The script, which when I re-read it today seems better suited as a Law & Order spec than a feature that can stand on its own, was a stretch for this class—and this school in general, which was not known for being super friendly to the arts. I was convinced my teacher would see through me and know I was really just trying to avoid having to go to the library, where I hadn’t stepped foot since the third grade (literally). When she came up to my desk before class the next day, holding the block of papers suspiciously devoid of any red markings in her hand, my stomach dropped. It wasn’t a suitable assignment, and now I was going to have to start over and work for a change. But my teacher broke out in a smile just as I was breaking out in a sweat, and she gushed that she “couldn’t put it down.” She dropped the script on my desk, where I just watched it land with a dull thud. She kept talking about what she loved about it, and how she could actually “see everything happening in front of her as [she] read.” Apparently, mine was the only project she read that night because of how engrossed she was in it. Her voice was cloudy and distant, though, over the heartbeat in my own ears. I flipped to the back of the script where the only red writing was a single letter: A. For someone who had pretty much kept her writing just for herself until this point, and never let anyone peek inside her private notebooks or Microsoft Word documents, this was exactly the kind of validation I had been looking for. But obviously I had been looking in all of the wrong places because the characters on my television couldn’t talk back to me and tell me all I wanted (and perhaps, needed) to hear.

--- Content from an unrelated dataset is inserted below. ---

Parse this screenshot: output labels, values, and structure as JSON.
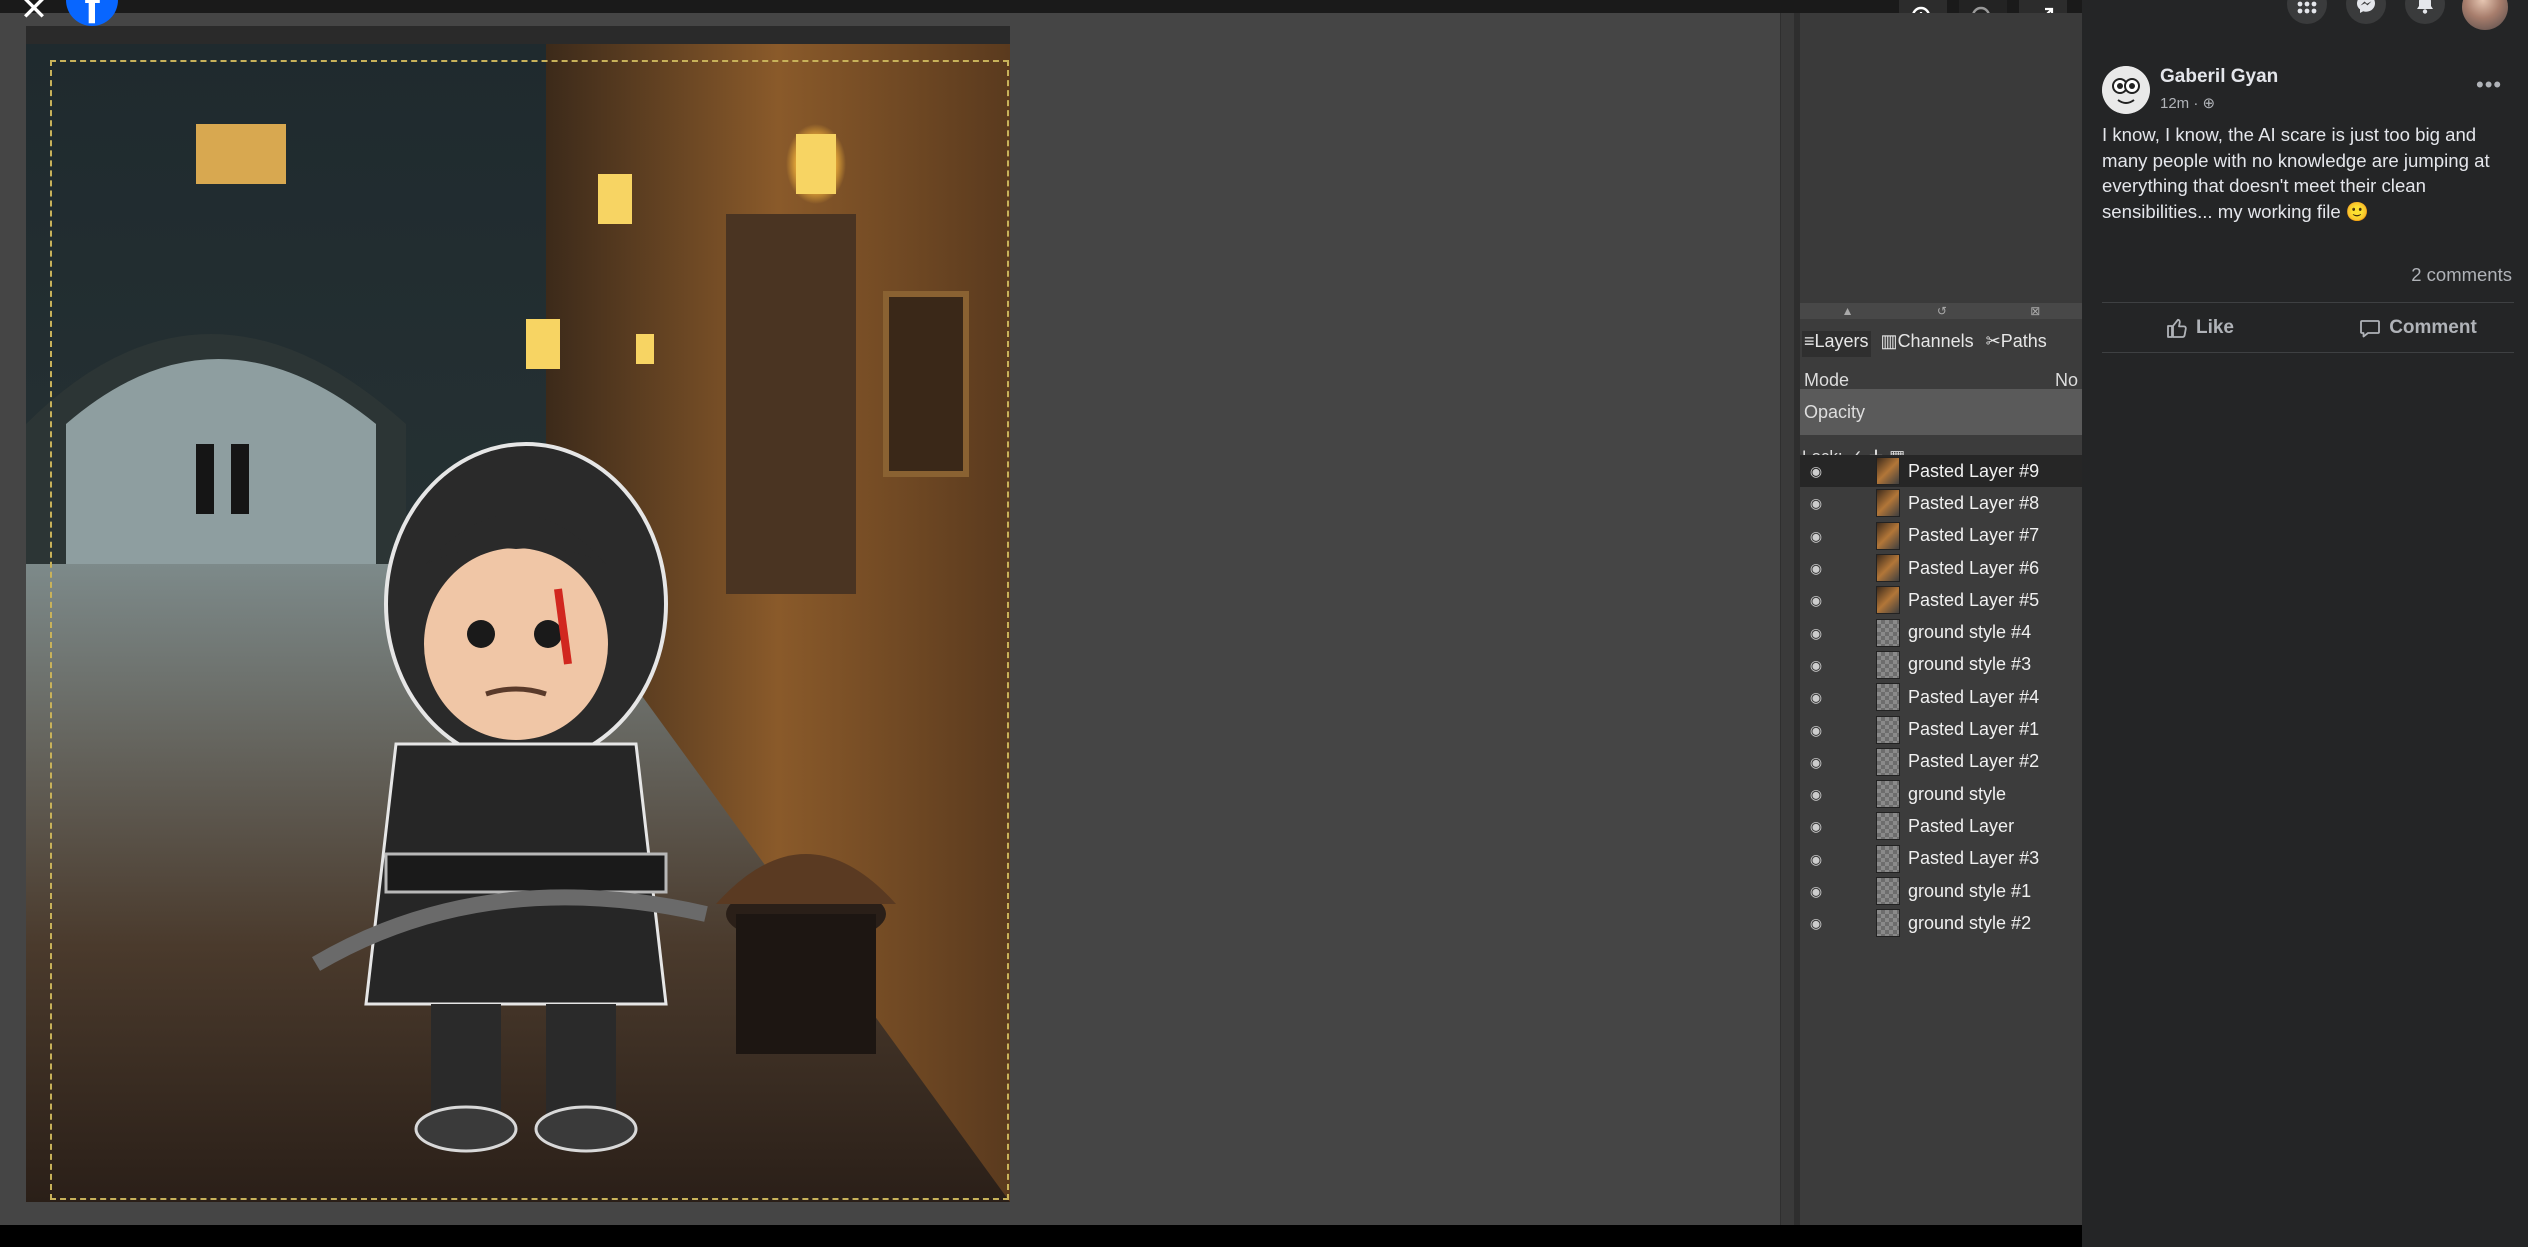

Now I drive down major avenues in Los Angeles, seeing huge billboards that advertise starting salaries with the L.A.P.D at over $60,000, but I don't wonder what happened to the little girl with brass balls who would have dialed that 800 number in a heartbeat. She is risking her sanity in another just as unstable profession!